In the lowland rain forests of the Atlantic Coast of Nicaragua, fires were mostly low-intensity leaf litter fires, but they produced high tree mortality. Data from 5 to 17 years of study of permanent plots/transects from four sites were used to investigate whether survival following the ENSO drought episode and subsequent fires may be affected by factors such as successional status, tree size, taxonomic identity or growth rate. The study included two sites that burned in their entirety, one that had only part of its area burned and a fourth site that was not affected by fire. Overall, tree survival was lower in burned plots, and remained low in those plots for at least 2 years after fires, especially among pioneer and mature forest species.
Mortality experience between burnt and unburned plots differed widely among the 15 most abundant species. The 38 most abundant species were grouped into five guilds corresponding to their ecological successional status: (1) pioneers; subcanopy/understory heliophiles; canopy heliophiles; subcanopy mature forests species; canopy mature forest species. All guilds experienced significantly lower survival in plots that burned in mortality among guilds were between significant differences. The only the canopy mature forest species and the pioneers, which had the highest mortality. Two years after fire, survival remained significantly lower in burnt plots than in plots that had not burned, but the pattern of mortality was quite different. Both mature forests species guilds had significantly higher mortality than heliophile guilds. Tree size had an overall significant positive effect on survival after fires particularly among subcanopy and canopy mature forest species guilds. However, in unburned sites, survival was negatively correlated to tree size in mature forest guilds. While relative growth rate had no overall significant effect in plots that burned, faster growth was positively correlated with survival in particular guilds such as in pioneers and canopy heliophiles. Delayed mortality increased with relative growth rate for pioneers but decreased for subcanopy heliophiles.
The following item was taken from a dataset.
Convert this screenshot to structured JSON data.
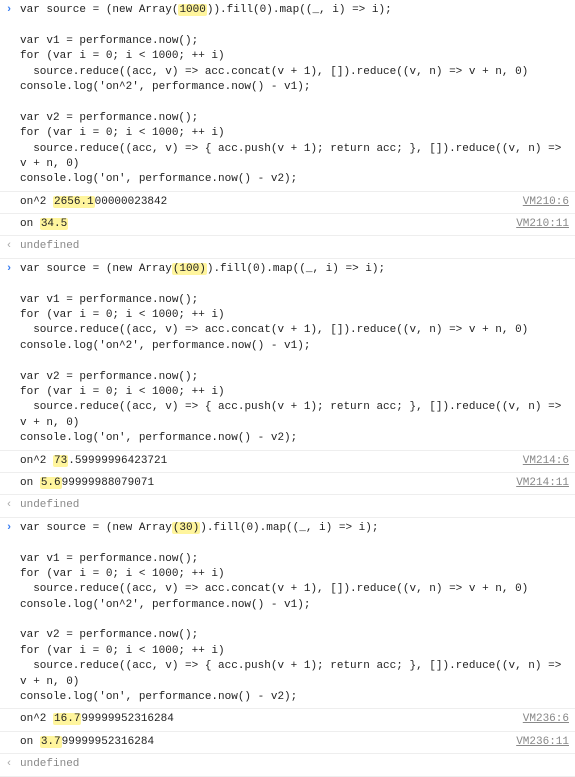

The effect of the ENSO event drought resulted in a significantly reduced overall survival caused by high mortality of pioneers, compared to non-drought years and to other guilds, but non-significant differences in post-drought survival were apparent among the remaining guilds. Individual tree basal area was positively correlated with survival given drought, overall, but particularly in pioneers and mature forest canopy species. Contrary to hurricanes, the delayed mortality and overall damage caused by fires is not conducive to maintaining the structure, diversity and species composition of these forests.ENSO-induced fires caused ca. 50% tree mortality in E Nicaraguan rain forest. Canopies remain open, understories invaded by vines and herbs, with no regeneration. No post-fire survival differences found among five ecological guilds, except pioneers. Size (basal area) has a positive effect on post-fire survival, regardless of guild. Compared to hurricanes, fire is no intermediate disturbance, but reduces diversity.